4. The Blue Whale
Blue Whales are fascinating creatures who are so absolutely gigantic, it’s very difficult to actually get a photo of a migration due to the vast amount of space between each whale as they travel. The average length of the blue whale is 23-24 meters and they can weigh up to a whopping 90,000 kg!
They can be found present in all oceans of the world, and they migrate often, moving from place to place many times throughout their lives. Typically, this Whale can be found in subtropical regions during the winter, allowing them to enjoy some warmer waters throughout the cold months, and they migrate to polar regions in the spring and summer.
It is mad to think that the leviathans are roaming the oceans right now as you read this article, and with an average lifespan of 80-90 years, those that are roaming the ocean now, will likely still be swimming when we are long gone!
In the main image for this article, you can see the Wildebeest migration. It is rated as one of the world’s most spectacular natural events – every year over a million wildebeest migrate clockwise around the Serengeti/Masai Mara ecosystem, taking in two different countries and courting, mating, and giving birth along the way.
Described as one of the “Seven new wonders of the world”, this amazing example of animal migration can be seen in the Serengeti National Park, in Tanzania, and if you were to only go on one safari in your life, we have heard that this is certainly the one to go for.
6. The Caribou
In July every year, Caribou females (cows) of the major Canadian herds migrate south from their calving grounds to intercept the Caribou males (bulls) near the tree-line in the remote Artic tundra. This is a migration purely for reproductive purposes, and it is estimated their current population is between 100,000 and 200,000 in size, with the population varying massively in numbers of recent years.

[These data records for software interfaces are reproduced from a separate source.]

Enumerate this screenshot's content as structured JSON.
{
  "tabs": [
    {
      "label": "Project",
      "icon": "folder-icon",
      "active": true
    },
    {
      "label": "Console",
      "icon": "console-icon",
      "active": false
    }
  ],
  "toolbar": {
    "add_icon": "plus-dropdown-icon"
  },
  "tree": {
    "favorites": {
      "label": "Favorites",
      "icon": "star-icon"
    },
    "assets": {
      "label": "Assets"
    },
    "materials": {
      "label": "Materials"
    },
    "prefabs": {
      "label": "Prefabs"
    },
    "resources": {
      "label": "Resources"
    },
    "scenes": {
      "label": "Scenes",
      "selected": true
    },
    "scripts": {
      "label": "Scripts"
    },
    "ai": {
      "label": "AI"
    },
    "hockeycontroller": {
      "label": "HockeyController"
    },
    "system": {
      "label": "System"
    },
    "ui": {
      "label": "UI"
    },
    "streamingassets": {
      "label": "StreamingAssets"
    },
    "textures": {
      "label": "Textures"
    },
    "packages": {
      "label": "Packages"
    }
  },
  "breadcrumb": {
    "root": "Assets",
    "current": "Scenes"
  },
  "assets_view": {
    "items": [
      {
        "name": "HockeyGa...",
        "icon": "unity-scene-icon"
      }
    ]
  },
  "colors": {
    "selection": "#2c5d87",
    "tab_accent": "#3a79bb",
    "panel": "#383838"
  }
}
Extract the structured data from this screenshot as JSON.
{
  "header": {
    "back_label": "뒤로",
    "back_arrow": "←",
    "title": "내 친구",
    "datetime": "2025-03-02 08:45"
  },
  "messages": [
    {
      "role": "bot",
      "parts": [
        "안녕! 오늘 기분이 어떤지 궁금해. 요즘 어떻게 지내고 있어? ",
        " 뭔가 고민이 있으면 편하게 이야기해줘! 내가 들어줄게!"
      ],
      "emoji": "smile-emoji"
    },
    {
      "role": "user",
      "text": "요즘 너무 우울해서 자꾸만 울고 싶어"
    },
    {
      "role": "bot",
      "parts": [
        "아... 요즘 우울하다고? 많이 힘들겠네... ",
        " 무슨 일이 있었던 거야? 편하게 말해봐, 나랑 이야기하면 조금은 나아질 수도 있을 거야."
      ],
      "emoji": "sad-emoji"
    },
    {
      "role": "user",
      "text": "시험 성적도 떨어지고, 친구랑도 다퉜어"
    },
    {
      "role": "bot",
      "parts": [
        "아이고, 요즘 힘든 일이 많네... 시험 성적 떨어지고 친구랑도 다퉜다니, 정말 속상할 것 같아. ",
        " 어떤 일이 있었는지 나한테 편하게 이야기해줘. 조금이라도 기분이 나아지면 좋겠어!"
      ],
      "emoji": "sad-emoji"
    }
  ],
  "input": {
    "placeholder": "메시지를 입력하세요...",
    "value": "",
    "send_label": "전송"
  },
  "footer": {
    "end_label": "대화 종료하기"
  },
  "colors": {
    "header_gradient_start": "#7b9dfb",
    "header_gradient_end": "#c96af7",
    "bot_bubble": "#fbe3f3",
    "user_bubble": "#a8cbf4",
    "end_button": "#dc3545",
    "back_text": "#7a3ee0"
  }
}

They remain there for the winter period, returning en masse during the summer and autumn.